The height of a wave is measured from the crest, or top, to the trough, the point where the wave rises from the surface.
A wave’s height depends on the speed of the wind and the length of time the wind blows. The faster and longer the wind blows, the higher the waves will be.
Unless whipped up by storms, mid-ocean waves tend to be moderate, from a few feet to 15 feet (4.6 meters) high. (In the middle of the ocean, 15 feet is not considered big.)

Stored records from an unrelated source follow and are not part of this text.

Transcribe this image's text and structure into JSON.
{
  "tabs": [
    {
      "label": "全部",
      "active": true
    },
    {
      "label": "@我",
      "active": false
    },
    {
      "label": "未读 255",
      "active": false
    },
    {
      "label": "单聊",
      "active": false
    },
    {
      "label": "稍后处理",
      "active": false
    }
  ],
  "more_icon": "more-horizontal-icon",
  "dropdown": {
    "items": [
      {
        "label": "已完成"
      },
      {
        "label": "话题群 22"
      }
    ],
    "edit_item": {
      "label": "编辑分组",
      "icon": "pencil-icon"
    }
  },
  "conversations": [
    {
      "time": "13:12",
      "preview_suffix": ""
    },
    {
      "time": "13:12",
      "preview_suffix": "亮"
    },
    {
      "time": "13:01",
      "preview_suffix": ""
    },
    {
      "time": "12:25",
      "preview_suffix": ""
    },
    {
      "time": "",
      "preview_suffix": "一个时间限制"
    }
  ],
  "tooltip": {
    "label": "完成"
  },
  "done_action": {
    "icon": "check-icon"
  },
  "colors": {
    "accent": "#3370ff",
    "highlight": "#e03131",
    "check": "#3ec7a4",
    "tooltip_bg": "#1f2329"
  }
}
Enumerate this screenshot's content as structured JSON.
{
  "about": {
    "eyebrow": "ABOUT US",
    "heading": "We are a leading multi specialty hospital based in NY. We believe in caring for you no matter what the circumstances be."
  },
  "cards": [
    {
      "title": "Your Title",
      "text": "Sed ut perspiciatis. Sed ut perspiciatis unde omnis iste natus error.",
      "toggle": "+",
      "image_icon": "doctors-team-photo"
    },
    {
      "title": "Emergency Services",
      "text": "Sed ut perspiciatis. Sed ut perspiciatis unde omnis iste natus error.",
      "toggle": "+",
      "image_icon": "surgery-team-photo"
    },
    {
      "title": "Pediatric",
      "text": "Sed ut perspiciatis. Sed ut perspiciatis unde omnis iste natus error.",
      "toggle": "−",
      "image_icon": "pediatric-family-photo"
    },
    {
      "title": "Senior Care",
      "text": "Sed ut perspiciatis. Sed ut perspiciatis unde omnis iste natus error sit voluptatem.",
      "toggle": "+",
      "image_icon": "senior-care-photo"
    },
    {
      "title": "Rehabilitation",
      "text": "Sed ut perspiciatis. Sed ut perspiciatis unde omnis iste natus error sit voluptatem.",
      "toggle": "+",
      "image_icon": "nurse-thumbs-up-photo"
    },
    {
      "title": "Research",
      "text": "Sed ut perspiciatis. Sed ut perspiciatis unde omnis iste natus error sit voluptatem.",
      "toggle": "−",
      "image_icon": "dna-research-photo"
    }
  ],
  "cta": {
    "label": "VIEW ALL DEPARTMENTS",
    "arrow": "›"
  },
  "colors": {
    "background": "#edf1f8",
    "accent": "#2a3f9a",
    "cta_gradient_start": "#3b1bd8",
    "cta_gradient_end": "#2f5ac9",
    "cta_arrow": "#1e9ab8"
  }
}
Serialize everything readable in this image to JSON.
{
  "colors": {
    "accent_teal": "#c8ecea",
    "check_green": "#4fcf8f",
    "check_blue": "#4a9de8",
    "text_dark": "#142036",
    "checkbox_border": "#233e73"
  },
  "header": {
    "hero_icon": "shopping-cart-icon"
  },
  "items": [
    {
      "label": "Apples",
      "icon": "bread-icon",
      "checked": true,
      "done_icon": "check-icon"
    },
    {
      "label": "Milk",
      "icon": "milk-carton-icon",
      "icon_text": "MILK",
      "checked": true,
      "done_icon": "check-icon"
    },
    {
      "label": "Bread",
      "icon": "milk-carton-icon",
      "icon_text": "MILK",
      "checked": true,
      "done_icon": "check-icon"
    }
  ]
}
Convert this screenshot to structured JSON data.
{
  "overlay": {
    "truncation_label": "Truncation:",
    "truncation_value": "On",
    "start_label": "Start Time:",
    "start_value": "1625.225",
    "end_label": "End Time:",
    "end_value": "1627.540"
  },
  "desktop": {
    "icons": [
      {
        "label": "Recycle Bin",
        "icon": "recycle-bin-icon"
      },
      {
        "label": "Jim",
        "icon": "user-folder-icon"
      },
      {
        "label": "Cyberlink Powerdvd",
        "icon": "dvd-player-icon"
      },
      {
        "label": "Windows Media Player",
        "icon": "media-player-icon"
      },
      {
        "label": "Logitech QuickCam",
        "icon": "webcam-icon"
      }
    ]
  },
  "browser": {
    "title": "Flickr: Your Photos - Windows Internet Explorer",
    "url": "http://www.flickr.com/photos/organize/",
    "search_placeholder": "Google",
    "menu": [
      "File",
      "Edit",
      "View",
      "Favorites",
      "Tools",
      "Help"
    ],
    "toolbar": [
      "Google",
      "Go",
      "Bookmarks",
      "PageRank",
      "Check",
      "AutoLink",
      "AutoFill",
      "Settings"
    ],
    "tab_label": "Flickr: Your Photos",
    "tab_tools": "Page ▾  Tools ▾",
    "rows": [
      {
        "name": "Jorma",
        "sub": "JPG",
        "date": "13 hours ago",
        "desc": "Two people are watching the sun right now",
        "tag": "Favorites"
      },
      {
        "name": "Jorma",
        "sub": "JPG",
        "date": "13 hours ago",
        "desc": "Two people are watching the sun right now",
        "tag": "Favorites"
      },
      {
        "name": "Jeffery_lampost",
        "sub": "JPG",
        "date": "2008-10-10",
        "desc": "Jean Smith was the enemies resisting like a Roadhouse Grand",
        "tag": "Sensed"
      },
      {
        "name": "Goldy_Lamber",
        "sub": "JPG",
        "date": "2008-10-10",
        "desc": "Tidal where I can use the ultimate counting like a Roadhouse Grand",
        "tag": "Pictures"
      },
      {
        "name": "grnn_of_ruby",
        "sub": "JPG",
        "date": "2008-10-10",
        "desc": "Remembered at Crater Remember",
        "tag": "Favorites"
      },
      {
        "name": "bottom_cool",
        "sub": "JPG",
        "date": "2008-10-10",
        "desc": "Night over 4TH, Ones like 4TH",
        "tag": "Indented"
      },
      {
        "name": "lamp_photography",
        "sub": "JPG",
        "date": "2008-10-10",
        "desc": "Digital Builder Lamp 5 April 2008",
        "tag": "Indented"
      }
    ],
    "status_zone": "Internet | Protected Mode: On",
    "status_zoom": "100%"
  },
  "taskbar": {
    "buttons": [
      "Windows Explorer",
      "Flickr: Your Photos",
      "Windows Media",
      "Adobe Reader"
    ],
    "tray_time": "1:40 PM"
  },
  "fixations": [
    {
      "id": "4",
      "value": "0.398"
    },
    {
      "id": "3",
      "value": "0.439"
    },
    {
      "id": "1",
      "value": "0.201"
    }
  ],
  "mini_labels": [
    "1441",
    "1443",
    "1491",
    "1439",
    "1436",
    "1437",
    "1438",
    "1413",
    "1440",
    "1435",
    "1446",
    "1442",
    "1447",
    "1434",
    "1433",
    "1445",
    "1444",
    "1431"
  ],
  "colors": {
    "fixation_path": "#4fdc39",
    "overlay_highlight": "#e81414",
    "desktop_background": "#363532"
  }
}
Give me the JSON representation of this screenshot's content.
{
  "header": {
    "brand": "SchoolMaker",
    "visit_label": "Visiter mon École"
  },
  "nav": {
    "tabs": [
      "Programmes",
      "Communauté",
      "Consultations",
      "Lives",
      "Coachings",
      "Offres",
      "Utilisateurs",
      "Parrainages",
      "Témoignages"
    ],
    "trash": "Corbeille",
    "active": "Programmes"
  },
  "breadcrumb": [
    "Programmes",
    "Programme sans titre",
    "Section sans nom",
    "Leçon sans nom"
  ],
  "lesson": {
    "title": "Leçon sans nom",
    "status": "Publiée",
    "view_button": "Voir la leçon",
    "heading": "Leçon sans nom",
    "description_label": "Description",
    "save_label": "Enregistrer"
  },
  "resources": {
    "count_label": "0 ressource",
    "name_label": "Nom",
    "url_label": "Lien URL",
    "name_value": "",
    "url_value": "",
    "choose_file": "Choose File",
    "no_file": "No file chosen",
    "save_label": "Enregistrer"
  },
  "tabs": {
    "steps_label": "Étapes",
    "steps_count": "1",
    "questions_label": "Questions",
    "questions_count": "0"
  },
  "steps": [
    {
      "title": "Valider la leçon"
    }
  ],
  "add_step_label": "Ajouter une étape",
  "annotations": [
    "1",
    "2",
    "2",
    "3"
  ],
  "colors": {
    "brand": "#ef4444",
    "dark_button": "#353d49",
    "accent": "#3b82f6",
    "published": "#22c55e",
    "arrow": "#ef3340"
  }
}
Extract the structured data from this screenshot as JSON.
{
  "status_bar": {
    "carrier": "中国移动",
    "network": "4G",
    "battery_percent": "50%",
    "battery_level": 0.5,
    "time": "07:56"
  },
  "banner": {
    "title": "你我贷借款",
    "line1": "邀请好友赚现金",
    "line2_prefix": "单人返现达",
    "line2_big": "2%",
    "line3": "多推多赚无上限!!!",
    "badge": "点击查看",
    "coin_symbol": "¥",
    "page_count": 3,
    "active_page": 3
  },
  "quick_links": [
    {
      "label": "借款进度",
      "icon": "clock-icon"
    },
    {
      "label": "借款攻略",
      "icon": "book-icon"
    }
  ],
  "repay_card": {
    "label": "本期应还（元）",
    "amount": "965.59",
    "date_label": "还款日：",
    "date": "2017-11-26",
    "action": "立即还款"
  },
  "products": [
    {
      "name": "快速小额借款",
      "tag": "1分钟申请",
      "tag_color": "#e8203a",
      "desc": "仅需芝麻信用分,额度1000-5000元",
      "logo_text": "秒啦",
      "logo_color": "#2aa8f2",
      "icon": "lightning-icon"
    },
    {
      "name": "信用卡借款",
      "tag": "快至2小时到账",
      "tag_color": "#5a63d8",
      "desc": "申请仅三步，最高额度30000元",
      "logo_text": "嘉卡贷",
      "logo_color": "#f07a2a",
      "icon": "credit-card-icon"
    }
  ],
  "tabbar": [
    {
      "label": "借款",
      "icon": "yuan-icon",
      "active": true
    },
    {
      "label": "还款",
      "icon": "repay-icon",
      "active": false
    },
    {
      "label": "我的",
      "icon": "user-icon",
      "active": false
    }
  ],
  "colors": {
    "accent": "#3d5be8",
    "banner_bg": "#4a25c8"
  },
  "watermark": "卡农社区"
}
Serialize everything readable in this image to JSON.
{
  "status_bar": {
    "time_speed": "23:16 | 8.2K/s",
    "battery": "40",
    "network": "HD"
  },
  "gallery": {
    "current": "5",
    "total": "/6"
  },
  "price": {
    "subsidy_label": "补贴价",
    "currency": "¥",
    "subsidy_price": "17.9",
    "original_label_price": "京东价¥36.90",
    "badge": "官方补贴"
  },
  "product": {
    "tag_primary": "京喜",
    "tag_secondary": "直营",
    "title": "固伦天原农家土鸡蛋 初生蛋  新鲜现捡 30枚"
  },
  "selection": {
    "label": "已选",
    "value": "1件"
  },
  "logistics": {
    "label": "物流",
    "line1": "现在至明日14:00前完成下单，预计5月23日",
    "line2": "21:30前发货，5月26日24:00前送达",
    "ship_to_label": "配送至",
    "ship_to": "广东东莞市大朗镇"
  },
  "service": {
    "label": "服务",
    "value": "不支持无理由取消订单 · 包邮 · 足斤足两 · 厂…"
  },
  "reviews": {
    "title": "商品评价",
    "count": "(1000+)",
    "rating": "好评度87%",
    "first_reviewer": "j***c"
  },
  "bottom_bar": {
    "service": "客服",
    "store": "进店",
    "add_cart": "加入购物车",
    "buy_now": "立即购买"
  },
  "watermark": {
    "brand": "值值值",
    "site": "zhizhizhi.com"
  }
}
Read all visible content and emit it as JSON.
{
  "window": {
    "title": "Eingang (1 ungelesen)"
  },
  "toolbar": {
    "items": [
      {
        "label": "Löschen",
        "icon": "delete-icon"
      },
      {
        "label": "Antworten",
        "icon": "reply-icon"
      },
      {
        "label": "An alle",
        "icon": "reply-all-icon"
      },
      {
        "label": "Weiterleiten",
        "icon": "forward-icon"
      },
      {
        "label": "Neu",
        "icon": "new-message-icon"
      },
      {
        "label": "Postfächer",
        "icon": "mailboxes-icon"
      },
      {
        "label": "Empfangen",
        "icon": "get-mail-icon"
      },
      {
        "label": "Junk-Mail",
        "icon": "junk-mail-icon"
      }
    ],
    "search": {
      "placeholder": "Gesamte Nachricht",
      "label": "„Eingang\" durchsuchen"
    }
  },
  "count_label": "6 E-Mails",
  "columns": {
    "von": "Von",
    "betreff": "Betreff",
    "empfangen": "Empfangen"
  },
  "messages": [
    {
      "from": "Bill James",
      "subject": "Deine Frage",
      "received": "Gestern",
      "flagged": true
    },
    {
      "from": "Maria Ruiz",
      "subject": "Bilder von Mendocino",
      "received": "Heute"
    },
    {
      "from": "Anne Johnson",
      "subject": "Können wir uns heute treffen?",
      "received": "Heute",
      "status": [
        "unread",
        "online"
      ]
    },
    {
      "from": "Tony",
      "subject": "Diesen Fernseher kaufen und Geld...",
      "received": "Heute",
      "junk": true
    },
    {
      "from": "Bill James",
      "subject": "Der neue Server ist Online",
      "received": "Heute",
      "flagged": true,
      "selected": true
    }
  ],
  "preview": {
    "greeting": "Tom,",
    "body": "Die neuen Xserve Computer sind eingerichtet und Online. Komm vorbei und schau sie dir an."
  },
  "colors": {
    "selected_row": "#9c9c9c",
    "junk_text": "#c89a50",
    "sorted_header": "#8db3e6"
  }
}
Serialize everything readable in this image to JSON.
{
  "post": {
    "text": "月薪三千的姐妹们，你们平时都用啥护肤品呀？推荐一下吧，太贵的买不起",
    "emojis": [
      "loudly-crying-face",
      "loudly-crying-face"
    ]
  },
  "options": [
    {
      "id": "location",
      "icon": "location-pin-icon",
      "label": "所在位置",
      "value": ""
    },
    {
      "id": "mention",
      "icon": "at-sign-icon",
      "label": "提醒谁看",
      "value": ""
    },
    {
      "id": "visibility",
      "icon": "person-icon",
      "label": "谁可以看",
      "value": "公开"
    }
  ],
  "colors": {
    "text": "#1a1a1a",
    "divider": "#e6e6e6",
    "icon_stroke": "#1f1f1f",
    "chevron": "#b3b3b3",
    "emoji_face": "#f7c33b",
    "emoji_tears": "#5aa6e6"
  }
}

Waves can be minute ripples or they can be tsunamis, taller than trees and buildings.